‘Car thefts exploded.’ Jaeger shook her head. ‘You can drive to Moscow in twenty hours from Berlin. That first year, twenty-four thousand Audis, Mercedes Benzes, and BMWs made the trip out of Germany going north. Within a few years the car thefts were up to a hundred and thirty thousand annually. It was absurd’.requieM for a glass heart, p. 82
The account develops into a description of the various criminal groups expanding out of Russia, and how their techniques differed from established West European groups. Essentially, they were even more brutal. Fictional crime boss Krupatin is portrayed as a combination of sophistication, intelligence, and ruthless evil. And he loves London, as was the trend with super-rich Russians in the mid-1990s.
Krupatin’s rise dates back to the 1980s. As the Soviet system gave way to corruption and collapse, he gains government licences, becomes an importer of scarce goods, and — in the graphic language of the briefing
because of his government connections, he was standing in the doorway of opportunity when perestroika walked through …
Black and grey money flooded into joint ventures with Western entrepreneurs …
During the six years of perestroika Krupatin became a criminal giant …
In August 1991, the Soviet Union fell apart. Fifteen new nations emerged, and the criminals really went to work. Russia was like a helpless woman being gang-raped by her own children .requiem for a glass heart, pp. 102-103
And so the briefing goes on. We are told of drug deals, the capture of Russia’s natural resources, the sale of arms by corrupt and poverty-stricken army officers. Krupatin makes contacts with the Sicilians. His drug profits quadruple. His organisation operates throughout Europe and into the United States. His operations are conducted by ‘Chechen thugs’. Krupatin by now sits above this, overseeing his lieutenants, making sure all is running well.
If it isn’t, people dierequiem for a glass heart, p. 105
Lindsey’s observations of Russia set the scene well, and point up factors that were coming to be noticed in the mid-1990s, and were to become increasingly important in Russian life in the years after this novel was published.
He notes, for example, that many of those involved in Russian organised crime had previously worked for the KGB. When the Soviet state collapsed, they gained lucrative work, using the skill-set that they had developed on behalf of the state, except now deploying it to greater personal profit in a different international setting.
As the plot comes to a climax, Krupatin appears to have a team of skilled operatives working for him to dodge the FBI net that is closing in. Leo Ometov, a Russian police officer working with the FBI, warns his Amerian colleagues
You are working against people who used to be with Soviet intelligence. Some of them used to be Soviet intelligence. Do you want to think about that? How did your country fare in that little contest? These are the people who turned Aldrick Ames and assassinated ten of your agents. We bankrupted an entire society to train these people.

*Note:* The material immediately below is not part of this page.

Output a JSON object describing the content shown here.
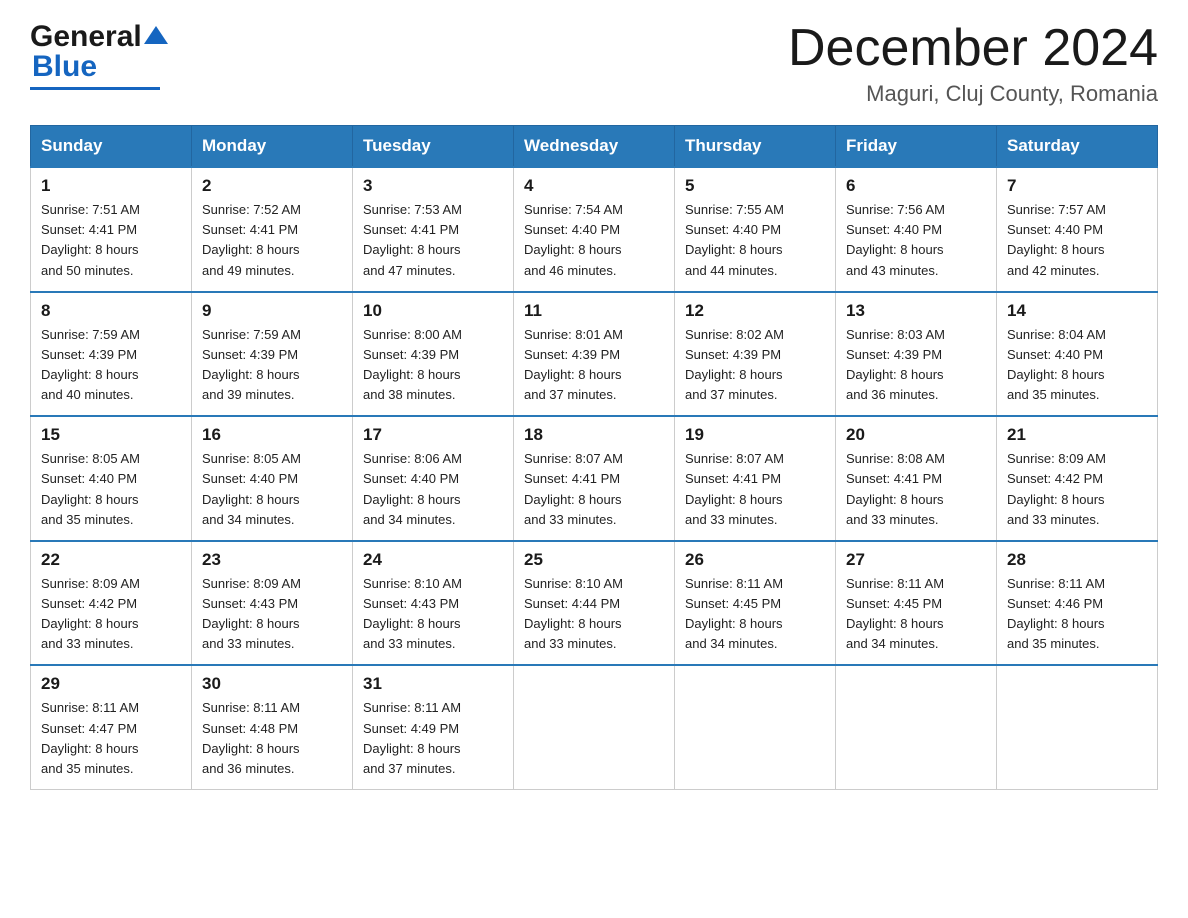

The social system did not survive, but these people got the best education imaginable in deception, and they did survive. These are not just gangsters you are dealing with here, my friend. These are people who used to manipulate a nation. And now, as criminals, still do.requiem for a glass heart, pp. 425-426
Insight and phrasing of this calibre marks out Requiem for a Glass Heart as more than your average crime thriller in terms of its knowledge of Russia. It is an impressively written and expertly plotted story, and stands high in my often used ‘how come I had never heard of it before I found it in a second-hand bookshop?’ ranking.
The Aldrich Ames case has been the subject of multiple books, and the name-checking in Requiem for a Glass Heart is by no means the only such reference in Russia-in-fiction novels. Ames’s treachery is an important plot device in Frederick Forsyth’s novel Icon, also published in 1996.